_Problem to solve_
Scan the entries for the word "icon", and copy every line where it appears.

_Excerpts from an interface dataset_
= Beginning of Section =
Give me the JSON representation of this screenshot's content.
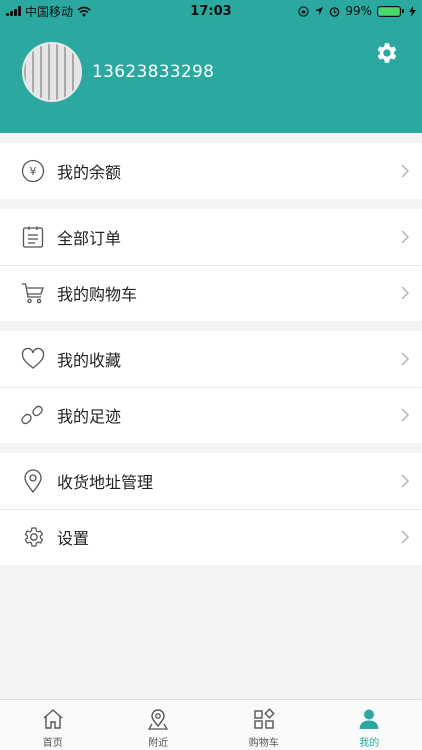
{
  "status_bar": {
    "carrier": "中国移动",
    "time": "17:03",
    "battery_percent": "99%",
    "battery_level": 0.99
  },
  "profile": {
    "phone": "13623833298"
  },
  "menu": {
    "balance": "我的余额",
    "orders": "全部订单",
    "cart": "我的购物车",
    "favorites": "我的收藏",
    "footprints": "我的足迹",
    "address": "收货地址管理",
    "settings": "设置"
  },
  "tabs": [
    {
      "label": "首页",
      "icon": "home-icon"
    },
    {
      "label": "附近",
      "icon": "location-pin-icon"
    },
    {
      "label": "购物车",
      "icon": "category-grid-icon"
    },
    {
      "label": "我的",
      "icon": "user-icon"
    }
  ],
  "active_tab": 3,
  "colors": {
    "primary": "#2ba89f",
    "background": "#f3f3f3",
    "text": "#222222"
  }
}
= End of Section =
_Result_
      "icon": "home-icon"
      "icon": "location-pin-icon"
      "icon": "category-grid-icon"
      "icon": "user-icon"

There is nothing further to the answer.